■ **Work order**: The required result is one figure, the count of lines below with the string "caption" in them.

⁂

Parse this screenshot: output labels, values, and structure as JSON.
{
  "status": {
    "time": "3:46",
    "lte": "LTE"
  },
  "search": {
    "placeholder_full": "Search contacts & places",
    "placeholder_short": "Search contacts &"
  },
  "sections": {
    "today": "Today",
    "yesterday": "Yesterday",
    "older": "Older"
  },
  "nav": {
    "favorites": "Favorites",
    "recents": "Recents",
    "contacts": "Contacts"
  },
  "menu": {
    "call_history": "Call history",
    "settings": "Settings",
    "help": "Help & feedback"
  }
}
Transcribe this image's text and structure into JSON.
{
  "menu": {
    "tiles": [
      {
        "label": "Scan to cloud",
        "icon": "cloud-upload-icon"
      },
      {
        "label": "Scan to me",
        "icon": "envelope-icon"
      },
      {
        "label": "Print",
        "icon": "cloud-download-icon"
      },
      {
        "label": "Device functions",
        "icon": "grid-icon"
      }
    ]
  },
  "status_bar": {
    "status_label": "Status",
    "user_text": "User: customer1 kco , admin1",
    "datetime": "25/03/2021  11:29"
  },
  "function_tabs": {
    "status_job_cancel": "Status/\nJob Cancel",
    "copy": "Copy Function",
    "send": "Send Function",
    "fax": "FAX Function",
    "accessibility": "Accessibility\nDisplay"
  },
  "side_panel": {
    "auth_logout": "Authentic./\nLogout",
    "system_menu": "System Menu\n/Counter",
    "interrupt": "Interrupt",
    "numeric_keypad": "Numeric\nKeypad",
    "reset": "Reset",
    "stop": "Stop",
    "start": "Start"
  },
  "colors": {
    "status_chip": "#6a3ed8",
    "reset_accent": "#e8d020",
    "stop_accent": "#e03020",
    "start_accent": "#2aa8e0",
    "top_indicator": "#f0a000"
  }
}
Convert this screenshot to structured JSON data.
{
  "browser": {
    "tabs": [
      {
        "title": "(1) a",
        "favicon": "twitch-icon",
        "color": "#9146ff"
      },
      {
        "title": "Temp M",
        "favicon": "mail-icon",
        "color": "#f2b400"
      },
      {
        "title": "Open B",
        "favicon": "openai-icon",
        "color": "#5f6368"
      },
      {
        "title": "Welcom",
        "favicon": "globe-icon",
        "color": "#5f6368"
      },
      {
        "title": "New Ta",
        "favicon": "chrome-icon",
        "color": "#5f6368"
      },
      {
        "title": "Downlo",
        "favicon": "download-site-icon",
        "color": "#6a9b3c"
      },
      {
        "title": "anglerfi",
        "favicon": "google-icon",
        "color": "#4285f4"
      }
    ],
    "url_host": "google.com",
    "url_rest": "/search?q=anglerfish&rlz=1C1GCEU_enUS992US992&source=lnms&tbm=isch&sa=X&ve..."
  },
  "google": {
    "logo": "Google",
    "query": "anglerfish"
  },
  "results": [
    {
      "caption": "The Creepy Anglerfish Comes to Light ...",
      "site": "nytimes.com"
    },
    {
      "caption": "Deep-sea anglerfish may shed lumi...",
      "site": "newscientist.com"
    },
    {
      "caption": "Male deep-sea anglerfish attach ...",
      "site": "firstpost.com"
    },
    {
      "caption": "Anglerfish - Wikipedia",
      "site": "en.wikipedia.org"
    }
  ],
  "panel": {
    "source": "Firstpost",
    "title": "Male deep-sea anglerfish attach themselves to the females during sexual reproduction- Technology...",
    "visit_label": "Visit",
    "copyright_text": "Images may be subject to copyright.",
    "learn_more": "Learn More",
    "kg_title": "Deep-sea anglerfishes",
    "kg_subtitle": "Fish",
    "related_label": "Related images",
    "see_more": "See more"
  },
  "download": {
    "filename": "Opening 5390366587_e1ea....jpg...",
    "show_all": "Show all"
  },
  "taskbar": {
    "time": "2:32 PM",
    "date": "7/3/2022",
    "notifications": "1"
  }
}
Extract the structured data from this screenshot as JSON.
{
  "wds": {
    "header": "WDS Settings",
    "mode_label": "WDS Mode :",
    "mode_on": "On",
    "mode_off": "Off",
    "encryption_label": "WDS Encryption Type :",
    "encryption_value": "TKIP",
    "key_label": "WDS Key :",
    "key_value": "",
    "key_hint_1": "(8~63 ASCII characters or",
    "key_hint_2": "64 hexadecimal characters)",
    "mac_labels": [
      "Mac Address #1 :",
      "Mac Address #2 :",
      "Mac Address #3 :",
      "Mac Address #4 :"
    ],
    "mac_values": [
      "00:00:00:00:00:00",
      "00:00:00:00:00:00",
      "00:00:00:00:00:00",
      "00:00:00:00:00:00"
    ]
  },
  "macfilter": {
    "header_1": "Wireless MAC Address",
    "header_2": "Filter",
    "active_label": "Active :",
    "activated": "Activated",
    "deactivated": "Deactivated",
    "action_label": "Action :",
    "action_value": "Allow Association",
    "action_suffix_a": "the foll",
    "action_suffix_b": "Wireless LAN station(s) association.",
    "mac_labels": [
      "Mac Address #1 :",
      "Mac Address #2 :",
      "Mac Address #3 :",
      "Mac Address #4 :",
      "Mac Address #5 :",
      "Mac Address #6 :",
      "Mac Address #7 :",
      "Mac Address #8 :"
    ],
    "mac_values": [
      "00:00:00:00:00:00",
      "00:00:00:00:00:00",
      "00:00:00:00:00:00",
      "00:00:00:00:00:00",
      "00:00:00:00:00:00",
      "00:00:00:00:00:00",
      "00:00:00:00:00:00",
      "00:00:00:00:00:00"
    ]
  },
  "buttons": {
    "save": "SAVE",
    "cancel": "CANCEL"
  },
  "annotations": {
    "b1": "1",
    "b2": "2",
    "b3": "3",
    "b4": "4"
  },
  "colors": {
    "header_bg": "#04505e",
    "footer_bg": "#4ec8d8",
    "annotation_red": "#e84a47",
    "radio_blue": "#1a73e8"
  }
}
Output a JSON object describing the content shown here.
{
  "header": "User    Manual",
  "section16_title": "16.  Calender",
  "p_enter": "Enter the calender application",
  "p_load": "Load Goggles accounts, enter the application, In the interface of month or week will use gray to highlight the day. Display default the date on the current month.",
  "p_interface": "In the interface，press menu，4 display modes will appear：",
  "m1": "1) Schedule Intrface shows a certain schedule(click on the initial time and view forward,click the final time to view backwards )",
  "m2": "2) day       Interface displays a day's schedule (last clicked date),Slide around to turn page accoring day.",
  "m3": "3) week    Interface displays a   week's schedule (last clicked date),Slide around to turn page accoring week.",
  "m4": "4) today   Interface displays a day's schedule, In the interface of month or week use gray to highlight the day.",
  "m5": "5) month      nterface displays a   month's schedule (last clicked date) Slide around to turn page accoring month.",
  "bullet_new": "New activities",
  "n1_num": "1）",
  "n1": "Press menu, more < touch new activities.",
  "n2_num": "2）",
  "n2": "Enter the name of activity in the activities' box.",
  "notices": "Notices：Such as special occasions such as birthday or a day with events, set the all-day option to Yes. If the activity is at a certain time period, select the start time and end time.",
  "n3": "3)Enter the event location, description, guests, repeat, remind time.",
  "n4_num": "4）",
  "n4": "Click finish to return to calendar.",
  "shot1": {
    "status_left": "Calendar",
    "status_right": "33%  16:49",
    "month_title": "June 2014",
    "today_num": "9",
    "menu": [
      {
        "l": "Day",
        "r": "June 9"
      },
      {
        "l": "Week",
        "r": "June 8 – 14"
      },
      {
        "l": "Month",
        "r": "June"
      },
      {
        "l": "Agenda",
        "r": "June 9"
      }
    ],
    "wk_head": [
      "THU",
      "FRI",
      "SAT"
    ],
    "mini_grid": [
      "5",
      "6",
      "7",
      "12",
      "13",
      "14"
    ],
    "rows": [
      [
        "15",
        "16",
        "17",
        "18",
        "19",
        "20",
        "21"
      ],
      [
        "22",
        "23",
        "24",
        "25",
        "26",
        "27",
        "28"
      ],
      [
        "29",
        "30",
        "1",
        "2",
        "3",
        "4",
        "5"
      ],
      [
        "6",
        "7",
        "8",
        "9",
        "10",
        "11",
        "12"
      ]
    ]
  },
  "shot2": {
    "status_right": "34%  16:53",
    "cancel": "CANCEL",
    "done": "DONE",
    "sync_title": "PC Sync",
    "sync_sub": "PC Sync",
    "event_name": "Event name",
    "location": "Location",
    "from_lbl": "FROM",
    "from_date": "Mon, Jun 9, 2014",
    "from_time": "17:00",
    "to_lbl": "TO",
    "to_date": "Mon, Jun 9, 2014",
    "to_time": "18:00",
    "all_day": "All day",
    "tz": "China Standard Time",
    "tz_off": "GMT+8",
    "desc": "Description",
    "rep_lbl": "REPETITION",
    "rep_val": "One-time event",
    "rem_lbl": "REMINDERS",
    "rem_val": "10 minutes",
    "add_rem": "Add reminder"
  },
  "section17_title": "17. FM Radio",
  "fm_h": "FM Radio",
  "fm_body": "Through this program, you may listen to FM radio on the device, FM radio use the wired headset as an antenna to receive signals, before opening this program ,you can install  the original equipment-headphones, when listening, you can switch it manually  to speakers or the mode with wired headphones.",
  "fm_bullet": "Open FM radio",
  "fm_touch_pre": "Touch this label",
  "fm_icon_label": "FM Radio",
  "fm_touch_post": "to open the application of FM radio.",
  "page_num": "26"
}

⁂

■ **Problem solution**: 4